“I’ve never seen a year like this before” in 30 years of working with children, said Nicky Genito, head of the aide union.
Teachers feel unsafe and disrespected on the job, said Wayne Kinney, science teacher and president of the Hudson Teachers Association (HTA). Bus aide Bernadette Martin and high school senior Jacob Hromada also reported incidents and concerns. The school culture has changed from what it was before the Covid shutdowns, observed Superintendent Maria L. Suttmeier. Read more…
William Wood, former associate principal Hudson, new principal Questar III BOCES, Greenport. Photo contributed
HUDSON—Getting to know the students, the administrators, and the “fantastic arts community,” including the music-making scene, were highlights of William Wood’s two years as associate principal of Hudson High School, Mr. Wood said in a phone conversation November 9. He left the district December 3 to become principal of the Questar III BOCES Columbia Greene Education Center on Route 66 in Greenport.
Mr. Wood was full of appreciation for Hudson City School District Superintendent Maria L. Suttmeier and other officials who supported him as he carried out his duties as associate principal and applied for the Questar position.

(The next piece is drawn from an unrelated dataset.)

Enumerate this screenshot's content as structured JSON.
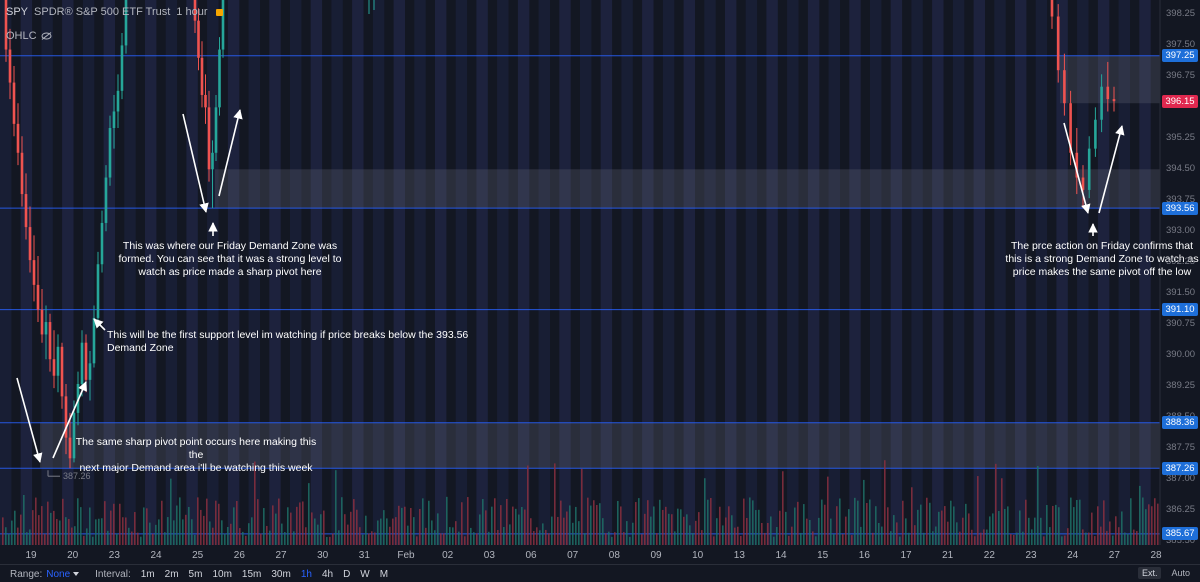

He came to Hudson from teaching English and global studies at Canajoharie High School and the Adirondack Academy. At Hudson, he felt lucky to work under Principal Robert LaCasse, who had preceded him as associate principal. Mr. Wood credited Mr. LaCasse with guiding him through the challenges of the fast-paced position. Between discipline, working with students with discipline issues, and restorative programs, one had to know what to prioritize, he said.
Shortly after Mr. Wood began, the Covid crisis hit and for most of his tenure schools have been “trying to navigate something that has never happened before,” he said. “But everybody came together and is working together in order to continue to get students educated as we navigate uncharted waters,” adding that “the students have been incredibly resilient through this incredibly difficult time.” Read more…